Exercise aim → Going through the data below, copy out each line where the word "icon" shows up.

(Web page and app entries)
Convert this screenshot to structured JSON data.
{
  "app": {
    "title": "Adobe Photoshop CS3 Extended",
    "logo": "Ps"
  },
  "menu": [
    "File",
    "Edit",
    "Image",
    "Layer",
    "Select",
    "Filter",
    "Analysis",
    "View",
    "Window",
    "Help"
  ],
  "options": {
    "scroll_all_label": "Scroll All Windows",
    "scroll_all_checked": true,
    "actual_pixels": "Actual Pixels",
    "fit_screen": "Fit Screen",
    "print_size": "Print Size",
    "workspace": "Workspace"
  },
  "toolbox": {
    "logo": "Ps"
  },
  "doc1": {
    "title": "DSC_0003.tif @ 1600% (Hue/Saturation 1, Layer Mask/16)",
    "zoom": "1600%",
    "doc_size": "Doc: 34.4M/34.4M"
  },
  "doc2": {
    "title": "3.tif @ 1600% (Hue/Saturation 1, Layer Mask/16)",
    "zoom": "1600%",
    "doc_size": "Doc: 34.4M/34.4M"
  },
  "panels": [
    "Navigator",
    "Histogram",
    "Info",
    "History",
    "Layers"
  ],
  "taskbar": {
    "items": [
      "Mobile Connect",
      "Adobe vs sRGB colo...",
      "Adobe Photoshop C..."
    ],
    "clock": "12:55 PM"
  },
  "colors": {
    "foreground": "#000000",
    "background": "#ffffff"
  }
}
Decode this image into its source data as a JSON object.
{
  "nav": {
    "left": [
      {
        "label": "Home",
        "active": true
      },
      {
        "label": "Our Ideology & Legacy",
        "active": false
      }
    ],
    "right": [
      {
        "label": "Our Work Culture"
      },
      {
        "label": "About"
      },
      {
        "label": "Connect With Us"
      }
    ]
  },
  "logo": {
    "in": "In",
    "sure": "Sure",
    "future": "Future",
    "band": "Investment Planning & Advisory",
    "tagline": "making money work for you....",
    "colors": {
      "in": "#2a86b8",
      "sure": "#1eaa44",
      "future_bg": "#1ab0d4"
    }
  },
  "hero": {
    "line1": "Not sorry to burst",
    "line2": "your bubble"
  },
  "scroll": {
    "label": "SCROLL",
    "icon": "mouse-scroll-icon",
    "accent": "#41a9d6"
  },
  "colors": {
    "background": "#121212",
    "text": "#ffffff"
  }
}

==

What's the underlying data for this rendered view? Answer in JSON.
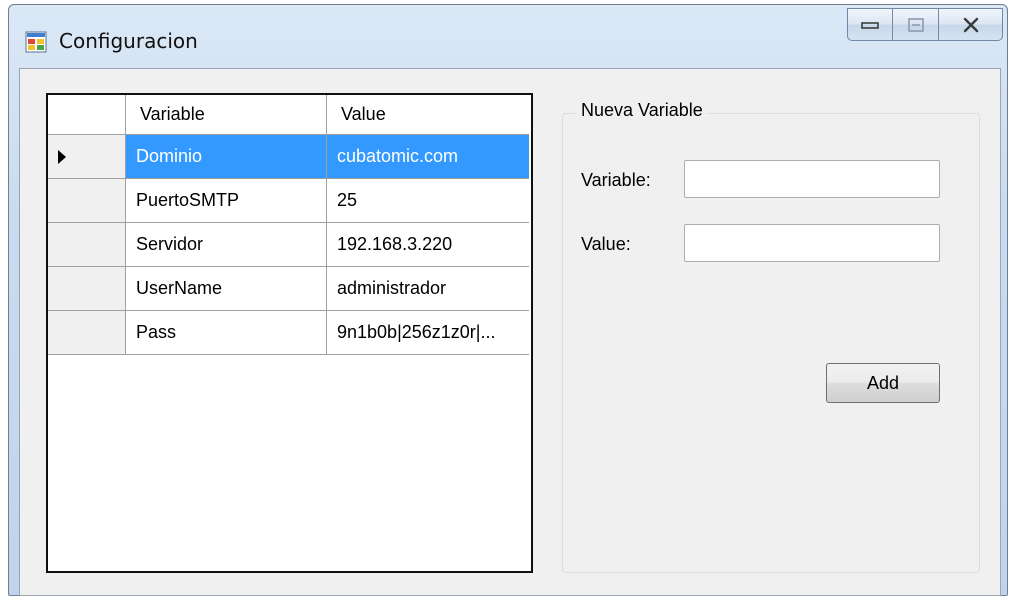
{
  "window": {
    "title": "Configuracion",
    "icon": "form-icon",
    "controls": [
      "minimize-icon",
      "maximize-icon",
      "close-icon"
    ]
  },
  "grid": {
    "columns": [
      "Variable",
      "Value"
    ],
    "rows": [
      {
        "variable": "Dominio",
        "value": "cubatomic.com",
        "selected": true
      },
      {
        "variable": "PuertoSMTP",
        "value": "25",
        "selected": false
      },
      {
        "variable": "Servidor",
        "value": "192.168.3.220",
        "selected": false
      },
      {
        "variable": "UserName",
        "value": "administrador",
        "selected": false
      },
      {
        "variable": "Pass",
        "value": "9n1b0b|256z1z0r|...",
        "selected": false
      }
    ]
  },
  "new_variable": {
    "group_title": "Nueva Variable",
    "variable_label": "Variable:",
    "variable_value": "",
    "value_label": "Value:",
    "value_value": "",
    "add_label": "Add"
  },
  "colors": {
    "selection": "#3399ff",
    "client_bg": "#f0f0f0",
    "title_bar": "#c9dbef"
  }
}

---

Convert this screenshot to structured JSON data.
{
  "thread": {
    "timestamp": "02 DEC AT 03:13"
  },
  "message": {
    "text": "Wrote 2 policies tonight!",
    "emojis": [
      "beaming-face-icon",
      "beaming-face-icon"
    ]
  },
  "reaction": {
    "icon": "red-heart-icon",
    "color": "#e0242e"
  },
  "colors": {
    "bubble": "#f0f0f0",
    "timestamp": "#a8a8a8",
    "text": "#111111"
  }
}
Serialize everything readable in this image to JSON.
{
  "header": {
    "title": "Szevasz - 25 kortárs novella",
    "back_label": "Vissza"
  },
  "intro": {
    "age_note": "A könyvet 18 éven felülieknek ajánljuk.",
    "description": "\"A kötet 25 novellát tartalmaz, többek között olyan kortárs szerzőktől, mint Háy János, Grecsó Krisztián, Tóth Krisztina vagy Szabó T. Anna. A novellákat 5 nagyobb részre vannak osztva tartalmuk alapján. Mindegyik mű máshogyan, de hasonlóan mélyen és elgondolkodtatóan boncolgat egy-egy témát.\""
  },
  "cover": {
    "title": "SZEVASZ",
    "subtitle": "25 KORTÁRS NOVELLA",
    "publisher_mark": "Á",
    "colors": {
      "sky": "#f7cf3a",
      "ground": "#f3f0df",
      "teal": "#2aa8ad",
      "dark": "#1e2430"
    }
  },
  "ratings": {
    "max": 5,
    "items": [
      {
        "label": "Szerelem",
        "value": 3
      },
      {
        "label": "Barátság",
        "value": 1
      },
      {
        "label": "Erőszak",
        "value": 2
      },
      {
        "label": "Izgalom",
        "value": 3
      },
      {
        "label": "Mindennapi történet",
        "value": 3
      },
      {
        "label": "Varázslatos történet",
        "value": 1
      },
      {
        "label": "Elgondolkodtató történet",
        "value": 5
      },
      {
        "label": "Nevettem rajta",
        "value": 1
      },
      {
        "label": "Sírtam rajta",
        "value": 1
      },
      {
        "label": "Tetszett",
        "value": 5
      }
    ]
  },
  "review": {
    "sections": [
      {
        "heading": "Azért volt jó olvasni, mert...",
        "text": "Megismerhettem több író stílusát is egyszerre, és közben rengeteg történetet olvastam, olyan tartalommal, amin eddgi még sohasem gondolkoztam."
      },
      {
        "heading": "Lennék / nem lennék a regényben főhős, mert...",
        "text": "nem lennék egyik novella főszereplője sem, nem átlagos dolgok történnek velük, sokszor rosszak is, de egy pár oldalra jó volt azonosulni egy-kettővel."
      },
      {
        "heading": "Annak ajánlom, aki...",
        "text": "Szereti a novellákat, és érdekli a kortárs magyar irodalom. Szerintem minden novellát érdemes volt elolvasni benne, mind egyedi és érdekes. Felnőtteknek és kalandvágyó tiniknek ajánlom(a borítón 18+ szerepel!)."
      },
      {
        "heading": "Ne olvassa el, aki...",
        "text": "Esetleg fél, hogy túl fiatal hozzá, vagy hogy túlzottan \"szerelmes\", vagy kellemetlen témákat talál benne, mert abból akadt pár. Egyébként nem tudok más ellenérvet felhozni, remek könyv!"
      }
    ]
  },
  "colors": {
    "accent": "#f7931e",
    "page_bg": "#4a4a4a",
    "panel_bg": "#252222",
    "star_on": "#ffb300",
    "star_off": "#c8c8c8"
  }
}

Result →
    "icon": "mouse-scroll-icon",
    "icon": "form-icon",
      "minimize-icon",
      "maximize-icon",
      "close-icon"
      "beaming-face-icon",
      "beaming-face-icon"
    "icon": "red-heart-icon",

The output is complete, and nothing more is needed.